(b). With abl.: divortio te liberabo incommodis, Poët. ap. Auct. Her. 2, 24, 38: defensionum laboribus senatoriisque muneribus liberatus, Cic. Tusc. 1, 1, 1: aliquem culpā, id. Att. 13, 22, 3: aliquem invidiā, id. N. D. 1, 6, 13: aliquem suspicione crudelitatis, id. Fam. 1, 2, 3: aliquem magnā sollicitudine, id. Att. 6, 1, 10; cf.: populum metu, id. Rep. 1, 16, 25: liberatus omni perturbatione animi, id. ib. 1, 17, 28: aliquem periculo, Caes. B. C. 3, 83: obsidione, id. B. G. 4, 19: se aere alieno, to pay a debt, Cic. Att. 6, 2, 4.—

(g). With gen.: aliquem culpae, Liv. 41, 19: voti liberari, id. 5, 28.—

(d). With ex: multos ex incommodis pecuniā, Cic. Verr. 2, 5, 9, 23.—(ε) With simple acc.: vectigales multos ac stipendiarios liberavit, exempted from taxes, Cic. Prov. Cons. 5, 10: Volusii liberandi, meum fuit consilium, to release from obligation, id. Fam. 5, 20, 4: Buthrotios cum Caesar decreto suo liberavisset, viz., from a division of their lands, id. Att. 16, 16, C, 11: amotusque post triumphum abdicatione dictaturae terror et linguam et animos liberaverat hominum, Liv. 6, 16, 8: (debitores) capitis deminutione liberantur, i. e. from debt, Gai. Inst. 3, 84 al.

b. With inanim. and abstr. objects: eum (mundum) ab omni erratione liberavit, Cic. Univ. 6; cf. below, at the end of this number: quorum linguae sic inhaererent, ut loqui non possent, eae scalpello resectae liberarentur, would be set free, id. Div. 2, 46, 96: liberare agros, to free or exempt from taxes, id. Agr. 1, 4, 10: publica liberare, id. ib. 2, 21, 57; cf.: liberari omnia Asiae emporia portusque, Liv. 32, 33: liberata vectigalia, id. 41, 28: fundum alii obligatum liberare, Dig. 18, 1, 41: liberare fidem, to discharge one's promise, keep one's word, Cic. Fl. 20, 47: liberare promissa, to cancel promises, to make them void and of no effect, id. Off. 1, 10, 33: nomina, to settle debts, Liv. 7, 21: impensam, to clear or repay expenses, Col. 3, 3.—Of an abstr. object: divinum animum corpore liberatum cogitatione complecti, Cic. Tusc. 1, 22, 51.—

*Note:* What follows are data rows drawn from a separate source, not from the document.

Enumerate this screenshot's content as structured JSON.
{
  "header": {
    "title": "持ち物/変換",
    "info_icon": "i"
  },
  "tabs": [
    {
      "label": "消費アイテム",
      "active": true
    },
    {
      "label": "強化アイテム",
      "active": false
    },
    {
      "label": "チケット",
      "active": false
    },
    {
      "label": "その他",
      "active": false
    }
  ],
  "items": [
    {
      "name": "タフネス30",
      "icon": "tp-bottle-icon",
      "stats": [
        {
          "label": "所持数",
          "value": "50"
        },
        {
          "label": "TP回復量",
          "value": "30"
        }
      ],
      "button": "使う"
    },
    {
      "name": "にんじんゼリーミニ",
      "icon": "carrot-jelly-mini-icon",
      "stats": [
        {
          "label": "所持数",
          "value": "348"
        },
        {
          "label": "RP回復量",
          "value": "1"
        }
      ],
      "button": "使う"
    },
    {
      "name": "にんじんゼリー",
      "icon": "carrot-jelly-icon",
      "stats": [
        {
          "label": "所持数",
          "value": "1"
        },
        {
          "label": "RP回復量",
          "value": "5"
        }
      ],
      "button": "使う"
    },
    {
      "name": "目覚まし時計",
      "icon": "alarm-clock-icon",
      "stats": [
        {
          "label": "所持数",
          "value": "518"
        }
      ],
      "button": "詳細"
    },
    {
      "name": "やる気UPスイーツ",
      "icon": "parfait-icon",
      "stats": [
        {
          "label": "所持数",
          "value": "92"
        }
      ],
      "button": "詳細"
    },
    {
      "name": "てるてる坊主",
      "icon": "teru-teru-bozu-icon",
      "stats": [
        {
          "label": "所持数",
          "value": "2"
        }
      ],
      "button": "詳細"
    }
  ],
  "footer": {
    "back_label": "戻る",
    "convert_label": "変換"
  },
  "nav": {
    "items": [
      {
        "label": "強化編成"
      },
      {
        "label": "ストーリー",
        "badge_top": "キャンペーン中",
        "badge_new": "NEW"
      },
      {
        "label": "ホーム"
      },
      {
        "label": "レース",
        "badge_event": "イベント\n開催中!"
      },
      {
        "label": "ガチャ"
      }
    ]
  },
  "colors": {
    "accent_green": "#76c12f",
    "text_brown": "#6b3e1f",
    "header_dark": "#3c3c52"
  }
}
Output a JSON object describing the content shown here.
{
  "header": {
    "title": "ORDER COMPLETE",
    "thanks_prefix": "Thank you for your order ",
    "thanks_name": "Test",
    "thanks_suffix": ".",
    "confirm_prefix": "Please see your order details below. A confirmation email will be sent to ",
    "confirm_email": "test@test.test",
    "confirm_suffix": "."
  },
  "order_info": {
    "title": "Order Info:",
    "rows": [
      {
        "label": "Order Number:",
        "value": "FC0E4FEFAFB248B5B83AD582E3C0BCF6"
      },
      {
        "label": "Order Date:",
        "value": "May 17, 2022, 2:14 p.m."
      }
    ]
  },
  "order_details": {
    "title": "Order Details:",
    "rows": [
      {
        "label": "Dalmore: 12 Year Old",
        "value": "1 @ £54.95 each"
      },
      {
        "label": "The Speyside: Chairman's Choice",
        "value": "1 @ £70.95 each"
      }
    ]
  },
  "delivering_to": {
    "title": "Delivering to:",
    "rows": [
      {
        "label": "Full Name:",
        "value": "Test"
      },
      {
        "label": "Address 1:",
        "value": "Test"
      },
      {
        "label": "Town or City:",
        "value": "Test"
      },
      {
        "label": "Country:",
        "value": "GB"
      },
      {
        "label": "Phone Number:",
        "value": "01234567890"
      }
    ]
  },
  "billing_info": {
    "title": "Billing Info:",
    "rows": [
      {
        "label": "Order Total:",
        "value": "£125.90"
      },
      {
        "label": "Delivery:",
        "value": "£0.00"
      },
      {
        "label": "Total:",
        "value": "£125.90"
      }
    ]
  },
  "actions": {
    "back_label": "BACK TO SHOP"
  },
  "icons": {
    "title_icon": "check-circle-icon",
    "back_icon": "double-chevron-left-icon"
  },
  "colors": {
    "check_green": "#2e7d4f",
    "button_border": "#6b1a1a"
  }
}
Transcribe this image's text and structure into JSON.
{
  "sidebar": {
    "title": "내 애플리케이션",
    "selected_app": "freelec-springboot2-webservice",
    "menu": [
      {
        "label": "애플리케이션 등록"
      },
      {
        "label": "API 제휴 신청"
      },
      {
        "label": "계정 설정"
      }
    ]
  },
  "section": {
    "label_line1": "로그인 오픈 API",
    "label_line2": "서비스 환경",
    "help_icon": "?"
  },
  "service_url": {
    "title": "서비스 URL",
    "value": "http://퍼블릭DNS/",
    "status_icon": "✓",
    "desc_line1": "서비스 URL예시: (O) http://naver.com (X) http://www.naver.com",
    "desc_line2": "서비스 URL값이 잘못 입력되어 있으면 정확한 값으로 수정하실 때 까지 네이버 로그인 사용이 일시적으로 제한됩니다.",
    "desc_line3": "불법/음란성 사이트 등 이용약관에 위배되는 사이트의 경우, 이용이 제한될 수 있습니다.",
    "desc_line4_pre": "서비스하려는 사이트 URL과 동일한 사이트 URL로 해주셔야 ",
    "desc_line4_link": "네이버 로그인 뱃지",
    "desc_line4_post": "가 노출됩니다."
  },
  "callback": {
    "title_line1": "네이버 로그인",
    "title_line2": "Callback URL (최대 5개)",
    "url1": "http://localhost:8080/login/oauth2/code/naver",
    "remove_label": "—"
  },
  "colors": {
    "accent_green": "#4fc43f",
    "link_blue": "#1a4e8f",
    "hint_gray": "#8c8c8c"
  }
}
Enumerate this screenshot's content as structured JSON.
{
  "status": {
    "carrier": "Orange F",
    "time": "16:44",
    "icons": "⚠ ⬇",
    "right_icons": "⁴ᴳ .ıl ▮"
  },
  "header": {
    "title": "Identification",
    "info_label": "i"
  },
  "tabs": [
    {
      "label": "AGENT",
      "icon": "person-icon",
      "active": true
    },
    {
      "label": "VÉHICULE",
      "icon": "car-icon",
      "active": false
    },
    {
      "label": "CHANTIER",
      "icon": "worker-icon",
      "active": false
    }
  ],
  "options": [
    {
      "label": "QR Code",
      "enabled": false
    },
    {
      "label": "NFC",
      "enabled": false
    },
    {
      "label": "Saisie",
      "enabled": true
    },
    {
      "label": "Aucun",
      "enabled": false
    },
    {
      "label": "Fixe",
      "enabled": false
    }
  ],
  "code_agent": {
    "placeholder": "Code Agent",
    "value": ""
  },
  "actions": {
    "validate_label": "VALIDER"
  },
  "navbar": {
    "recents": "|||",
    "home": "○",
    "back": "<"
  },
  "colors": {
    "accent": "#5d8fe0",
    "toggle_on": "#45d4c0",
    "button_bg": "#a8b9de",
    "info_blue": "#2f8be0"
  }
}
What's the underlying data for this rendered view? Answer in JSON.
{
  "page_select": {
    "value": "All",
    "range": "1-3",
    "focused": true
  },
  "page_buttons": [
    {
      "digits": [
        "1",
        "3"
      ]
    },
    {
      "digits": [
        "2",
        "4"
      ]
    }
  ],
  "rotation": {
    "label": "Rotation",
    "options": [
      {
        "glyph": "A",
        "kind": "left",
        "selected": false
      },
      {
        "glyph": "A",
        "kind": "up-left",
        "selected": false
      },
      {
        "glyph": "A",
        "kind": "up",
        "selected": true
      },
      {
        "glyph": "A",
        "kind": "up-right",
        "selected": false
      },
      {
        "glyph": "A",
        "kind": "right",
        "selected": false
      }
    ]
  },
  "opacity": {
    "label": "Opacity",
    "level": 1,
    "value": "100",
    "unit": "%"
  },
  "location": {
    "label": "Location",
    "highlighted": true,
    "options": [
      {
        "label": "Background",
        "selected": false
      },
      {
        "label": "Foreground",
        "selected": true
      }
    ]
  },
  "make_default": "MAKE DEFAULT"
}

B. In partic.

1. To absolve or acquit in a court of justice (syn.: absolvo, solvo): aliquem, opp. condemnare, Cic. Clu. 22, 60: aliquem crimine aliquo, id. Verr. 2, 2, 29, 71: liberatur Milo, non eo consilio profectus esse, is acquitted of the charge of having undertaken a journey with the design, etc., id. Mil. 18, 47: reum a judicibus hoc defensionis modo liberari non posse, Quint. 7, 4, 20.—Very rarely with acc. of the charge: crimen libidinis confessio intemperantiae liberavit, Val. Max. 8, 1, 12.—

2. To clear, i. e. to pass, traverse, cross over a place without hinderance (post - Aug.): flumen, Front. Strat. 1, 5, 3; 4, 7, 28; Hyg. Fab. 257: angustias freti, Front. Strat. 1, 4, 13: limen, Petr. 136.—

3. Templa liberata, freed from buildings that obstructed the view, i. e. having a free prospect, Cic. Leg. 2, 8, 21.